It takes big and consistent federal and state investment in wind, solar, cellulosic biofuels, geothermal energy, nuclear energy, clean cars and trucks, trains, and energy-efficient buildings to give innovators and entrepreneurs a solid grip in the cleaner economy. In the era of deficit and disinvestment that describes the political conditions at work in Washington and most state capitals, lawmakers supported by the fossil fuel sector have expressed no enthusiasm for making those investments.
The arguments for pursuing wind, solar, and other cleaner sources of energy make a lot of sense, as do reasons for being more cautious about the consequences of oil and gas production. The use of water is a good starting point.
Much of the shale gas and shale oil development is occurring on the arid Great Plains, where drillers require 2 million to 5 million gallons of water to hydrofracture each well. In a region where competition for water is fierce, water managers are not sure where the supply for thousands of new wells a year will come from. In addition, much of the water that goes down each well has to be brought back to the surface and disposed safely because it contains chemical contaminants. States are only now considering requirements for wastewater disposal from shale oil and shale gas fields.
Contrast that with generating power from solar photovoltaic and wind energy installations, which require, essentially, no water to operate. Or generating fuel from switch grass and other sources of plant-based fuel that can be grown on marginal lands and don’t need to be irrigated.
Reprieve or Suurender
Big clean energy projects, though, are proceeding fitfully. Because of the surge in domestic oil and gas production, they face mounting price competition in energy markets. And they are confronting serious opposition at the grassroots across the country. My colleague at Circle of Blue, Brett Walton, is reporting later this week on one fight over constructing solar plants in Colorado’s San Luis Valley, which is identified by the Obama administration as one of the 17 most favorable places in the U.S. to develop solar energy.
In effect, the fossil fuel reprieve could easily turn out to be a devastating surrender to the future. Researchers at the Massachusetts Institute of Technology, who evaluated the effects of rising shale gas production on clean energy innovation, reached much the same conclusion in a report earlier this month. “People speak of [natural] gas as a bridge to the future, but there had better be something at the other end of the bridge,” said Henry Jacoby, co-director emeritus of MIT’s Joint Program on the Science and Policy of Global Change, and co-author the MIT Energy Initiative’s The Future of Natural Gas.

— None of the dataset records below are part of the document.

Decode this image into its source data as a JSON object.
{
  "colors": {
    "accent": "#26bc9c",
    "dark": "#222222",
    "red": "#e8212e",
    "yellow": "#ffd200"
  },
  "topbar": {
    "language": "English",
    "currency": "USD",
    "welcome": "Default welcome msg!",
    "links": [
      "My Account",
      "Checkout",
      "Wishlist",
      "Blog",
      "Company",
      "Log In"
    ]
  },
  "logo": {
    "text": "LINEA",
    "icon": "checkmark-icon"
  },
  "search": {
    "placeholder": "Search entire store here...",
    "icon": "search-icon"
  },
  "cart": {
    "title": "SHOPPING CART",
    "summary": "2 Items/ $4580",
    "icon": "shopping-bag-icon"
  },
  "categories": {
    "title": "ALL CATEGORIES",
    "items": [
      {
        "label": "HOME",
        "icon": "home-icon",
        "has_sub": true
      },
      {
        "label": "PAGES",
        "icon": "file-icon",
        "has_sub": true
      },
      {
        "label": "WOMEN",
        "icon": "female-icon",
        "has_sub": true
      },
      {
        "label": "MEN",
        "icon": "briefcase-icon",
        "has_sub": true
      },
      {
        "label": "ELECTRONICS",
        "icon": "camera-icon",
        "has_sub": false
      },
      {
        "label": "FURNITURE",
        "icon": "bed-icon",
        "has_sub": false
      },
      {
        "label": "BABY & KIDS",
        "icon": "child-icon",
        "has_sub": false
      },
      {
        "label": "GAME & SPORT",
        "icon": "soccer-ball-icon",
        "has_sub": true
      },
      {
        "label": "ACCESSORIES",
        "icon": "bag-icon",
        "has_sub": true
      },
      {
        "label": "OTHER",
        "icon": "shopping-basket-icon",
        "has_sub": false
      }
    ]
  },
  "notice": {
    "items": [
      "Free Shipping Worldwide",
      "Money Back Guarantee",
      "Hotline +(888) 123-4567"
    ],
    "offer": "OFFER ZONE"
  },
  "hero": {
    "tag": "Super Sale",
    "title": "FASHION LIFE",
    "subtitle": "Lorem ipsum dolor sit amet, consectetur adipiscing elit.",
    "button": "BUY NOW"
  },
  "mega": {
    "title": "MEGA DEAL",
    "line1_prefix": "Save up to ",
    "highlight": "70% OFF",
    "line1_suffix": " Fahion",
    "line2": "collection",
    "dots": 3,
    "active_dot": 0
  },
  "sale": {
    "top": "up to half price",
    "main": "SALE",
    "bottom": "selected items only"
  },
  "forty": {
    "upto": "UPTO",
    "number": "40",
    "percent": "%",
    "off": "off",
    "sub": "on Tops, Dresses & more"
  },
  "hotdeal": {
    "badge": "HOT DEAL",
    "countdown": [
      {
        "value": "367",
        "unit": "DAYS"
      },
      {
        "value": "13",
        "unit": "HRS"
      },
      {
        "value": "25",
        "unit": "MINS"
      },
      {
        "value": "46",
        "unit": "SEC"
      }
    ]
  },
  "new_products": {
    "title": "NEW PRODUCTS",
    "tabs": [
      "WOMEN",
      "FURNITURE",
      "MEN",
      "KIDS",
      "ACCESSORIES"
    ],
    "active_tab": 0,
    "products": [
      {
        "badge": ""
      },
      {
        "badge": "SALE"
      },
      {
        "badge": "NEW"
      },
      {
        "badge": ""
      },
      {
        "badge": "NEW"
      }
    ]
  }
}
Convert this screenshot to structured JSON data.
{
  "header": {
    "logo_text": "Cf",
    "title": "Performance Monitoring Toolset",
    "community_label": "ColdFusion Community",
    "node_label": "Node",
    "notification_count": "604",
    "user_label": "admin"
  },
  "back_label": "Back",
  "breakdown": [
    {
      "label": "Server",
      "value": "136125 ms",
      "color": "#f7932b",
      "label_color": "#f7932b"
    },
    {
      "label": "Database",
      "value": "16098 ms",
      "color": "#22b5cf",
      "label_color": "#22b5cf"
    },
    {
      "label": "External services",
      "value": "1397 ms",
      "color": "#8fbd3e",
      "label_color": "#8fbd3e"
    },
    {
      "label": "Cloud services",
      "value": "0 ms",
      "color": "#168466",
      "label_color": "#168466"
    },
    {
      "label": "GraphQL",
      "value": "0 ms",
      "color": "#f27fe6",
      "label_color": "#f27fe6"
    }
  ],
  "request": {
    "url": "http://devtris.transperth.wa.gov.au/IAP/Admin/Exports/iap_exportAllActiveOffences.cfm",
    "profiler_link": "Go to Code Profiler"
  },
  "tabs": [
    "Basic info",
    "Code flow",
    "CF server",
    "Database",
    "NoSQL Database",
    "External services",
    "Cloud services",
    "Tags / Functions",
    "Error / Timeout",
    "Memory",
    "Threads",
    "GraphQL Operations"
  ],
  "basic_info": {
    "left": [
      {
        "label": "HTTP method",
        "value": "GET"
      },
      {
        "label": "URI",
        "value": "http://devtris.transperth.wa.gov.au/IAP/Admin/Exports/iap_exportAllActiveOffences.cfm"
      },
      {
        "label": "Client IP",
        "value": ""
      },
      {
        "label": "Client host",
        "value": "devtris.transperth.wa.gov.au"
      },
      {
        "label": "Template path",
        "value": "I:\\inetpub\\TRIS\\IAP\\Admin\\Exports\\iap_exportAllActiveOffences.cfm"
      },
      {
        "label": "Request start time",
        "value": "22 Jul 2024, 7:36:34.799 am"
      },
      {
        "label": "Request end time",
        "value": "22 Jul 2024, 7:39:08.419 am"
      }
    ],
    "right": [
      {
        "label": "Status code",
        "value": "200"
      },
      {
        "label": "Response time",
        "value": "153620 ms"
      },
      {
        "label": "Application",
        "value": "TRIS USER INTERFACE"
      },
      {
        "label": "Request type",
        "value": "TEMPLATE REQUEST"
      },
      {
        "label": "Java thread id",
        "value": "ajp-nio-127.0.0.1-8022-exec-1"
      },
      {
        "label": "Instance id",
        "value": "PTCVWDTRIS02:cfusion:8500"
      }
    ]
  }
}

– Keith Schneider
Aware of the growing and visible opposition to the 1,700-mile Keystone Pipeline, much of it organized by writer Bill McKibben and his colleagues at 350.org, the White House today blinked. In a statement, the administration said it would evaluate a new pipeline route from Canada to the Gulf Coast, one that presumably takes it away from sensitive wetlands in Nebraska. Protests there have been so strong that even Nebraska’s Republican Governor Dave Heineman announced his opposition.
I’ve written extensively about tar sands and the Keystone Pipeline, which its proponents consider vital to the energy economy and security of the U.S. It is intended to transport oil from Alberta, Canada to refineries in the Midwest and Gulf Coast. Its opponents attacked the $6 billion proposal as a threat to wetlands and water (from leaks), a useless drain on economic activity designed to wean the nation from oil, and a threat to the climate because of all the greenhouse gases it will release during mining, processing, and use of tar sands-generated oil.
Next month I head out to the Pacific Northwest and northern Great Plains to report on several more big facets of this story — the fight over shipments of big equipment from Idaho and Montana to Alberta, and the expanding oil and gas fields of North Dakota. Make no mistake about what’s happening in American energy development. The United States is diligently perpetuating the drive-through fossil fuel economy. The struggle over building the Keystone Pipeline is a clear indication that Americans are paying attention to the consequences.
– Keith Schneider